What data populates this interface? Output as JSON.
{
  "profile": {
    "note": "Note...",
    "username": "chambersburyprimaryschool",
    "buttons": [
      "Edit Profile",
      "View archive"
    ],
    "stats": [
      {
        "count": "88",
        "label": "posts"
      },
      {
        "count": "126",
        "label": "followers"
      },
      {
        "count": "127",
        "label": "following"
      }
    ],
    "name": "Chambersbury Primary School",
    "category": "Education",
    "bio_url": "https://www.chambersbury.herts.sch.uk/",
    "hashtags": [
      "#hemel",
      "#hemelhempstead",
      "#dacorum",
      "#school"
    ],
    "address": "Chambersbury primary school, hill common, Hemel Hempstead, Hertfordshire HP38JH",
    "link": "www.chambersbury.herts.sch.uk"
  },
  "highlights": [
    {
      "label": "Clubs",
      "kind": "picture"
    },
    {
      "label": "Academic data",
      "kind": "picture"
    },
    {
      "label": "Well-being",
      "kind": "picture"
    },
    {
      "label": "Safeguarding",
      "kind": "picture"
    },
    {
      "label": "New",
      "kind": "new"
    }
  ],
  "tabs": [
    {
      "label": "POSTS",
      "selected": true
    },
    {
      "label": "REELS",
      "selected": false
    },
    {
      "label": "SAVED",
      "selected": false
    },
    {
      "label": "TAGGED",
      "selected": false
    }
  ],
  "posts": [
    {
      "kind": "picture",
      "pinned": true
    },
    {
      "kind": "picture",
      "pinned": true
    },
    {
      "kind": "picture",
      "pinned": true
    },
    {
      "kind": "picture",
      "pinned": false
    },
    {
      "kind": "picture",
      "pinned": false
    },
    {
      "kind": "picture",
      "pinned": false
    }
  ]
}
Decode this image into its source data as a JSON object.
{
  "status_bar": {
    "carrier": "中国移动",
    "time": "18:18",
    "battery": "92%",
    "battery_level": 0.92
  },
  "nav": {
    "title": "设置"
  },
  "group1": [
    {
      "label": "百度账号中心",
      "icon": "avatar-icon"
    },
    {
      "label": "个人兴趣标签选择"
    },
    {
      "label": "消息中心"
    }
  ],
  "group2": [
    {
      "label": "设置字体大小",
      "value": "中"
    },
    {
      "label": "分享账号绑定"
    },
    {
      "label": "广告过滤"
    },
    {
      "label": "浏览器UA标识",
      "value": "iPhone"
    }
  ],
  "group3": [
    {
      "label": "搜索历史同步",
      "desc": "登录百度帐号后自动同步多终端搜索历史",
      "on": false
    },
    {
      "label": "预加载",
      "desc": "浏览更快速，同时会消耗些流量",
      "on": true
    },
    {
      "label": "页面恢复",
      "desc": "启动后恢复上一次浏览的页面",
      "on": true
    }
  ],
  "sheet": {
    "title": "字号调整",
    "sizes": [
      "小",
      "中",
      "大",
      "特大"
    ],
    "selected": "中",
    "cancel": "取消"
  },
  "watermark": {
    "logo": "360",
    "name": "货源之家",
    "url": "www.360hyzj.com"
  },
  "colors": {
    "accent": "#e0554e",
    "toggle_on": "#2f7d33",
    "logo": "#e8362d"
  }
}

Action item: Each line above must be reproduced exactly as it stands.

Solution below:
What data populates this interface? Output as JSON.
{
  "profile": {
    "note": "Note...",
    "username": "chambersburyprimaryschool",
    "buttons": [
      "Edit Profile",
      "View archive"
    ],
    "stats": [
      {
        "count": "88",
        "label": "posts"
      },
      {
        "count": "126",
        "label": "followers"
      },
      {
        "count": "127",
        "label": "following"
      }
    ],
    "name": "Chambersbury Primary School",
    "category": "Education",
    "bio_url": "https://www.chambersbury.herts.sch.uk/",
    "hashtags": [
      "#hemel",
      "#hemelhempstead",
      "#dacorum",
      "#school"
    ],
    "address": "Chambersbury primary school, hill common, Hemel Hempstead, Hertfordshire HP38JH",
    "link": "www.chambersbury.herts.sch.uk"
  },
  "highlights": [
    {
      "label": "Clubs",
      "kind": "picture"
    },
    {
      "label": "Academic data",
      "kind": "picture"
    },
    {
      "label": "Well-being",
      "kind": "picture"
    },
    {
      "label": "Safeguarding",
      "kind": "picture"
    },
    {
      "label": "New",
      "kind": "new"
    }
  ],
  "tabs": [
    {
      "label": "POSTS",
      "selected": true
    },
    {
      "label": "REELS",
      "selected": false
    },
    {
      "label": "SAVED",
      "selected": false
    },
    {
      "label": "TAGGED",
      "selected": false
    }
  ],
  "posts": [
    {
      "kind": "picture",
      "pinned": true
    },
    {
      "kind": "picture",
      "pinned": true
    },
    {
      "kind": "picture",
      "pinned": true
    },
    {
      "kind": "picture",
      "pinned": false
    },
    {
      "kind": "picture",
      "pinned": false
    },
    {
      "kind": "picture",
      "pinned": false
    }
  ]
}
Decode this image into its source data as a JSON object.
{
  "status_bar": {
    "carrier": "中国移动",
    "time": "18:18",
    "battery": "92%",
    "battery_level": 0.92
  },
  "nav": {
    "title": "设置"
  },
  "group1": [
    {
      "label": "百度账号中心",
      "icon": "avatar-icon"
    },
    {
      "label": "个人兴趣标签选择"
    },
    {
      "label": "消息中心"
    }
  ],
  "group2": [
    {
      "label": "设置字体大小",
      "value": "中"
    },
    {
      "label": "分享账号绑定"
    },
    {
      "label": "广告过滤"
    },
    {
      "label": "浏览器UA标识",
      "value": "iPhone"
    }
  ],
  "group3": [
    {
      "label": "搜索历史同步",
      "desc": "登录百度帐号后自动同步多终端搜索历史",
      "on": false
    },
    {
      "label": "预加载",
      "desc": "浏览更快速，同时会消耗些流量",
      "on": true
    },
    {
      "label": "页面恢复",
      "desc": "启动后恢复上一次浏览的页面",
      "on": true
    }
  ],
  "sheet": {
    "title": "字号调整",
    "sizes": [
      "小",
      "中",
      "大",
      "特大"
    ],
    "selected": "中",
    "cancel": "取消"
  },
  "watermark": {
    "logo": "360",
    "name": "货源之家",
    "url": "www.360hyzj.com"
  },
  "colors": {
    "accent": "#e0554e",
    "toggle_on": "#2f7d33",
    "logo": "#e8362d"
  }
}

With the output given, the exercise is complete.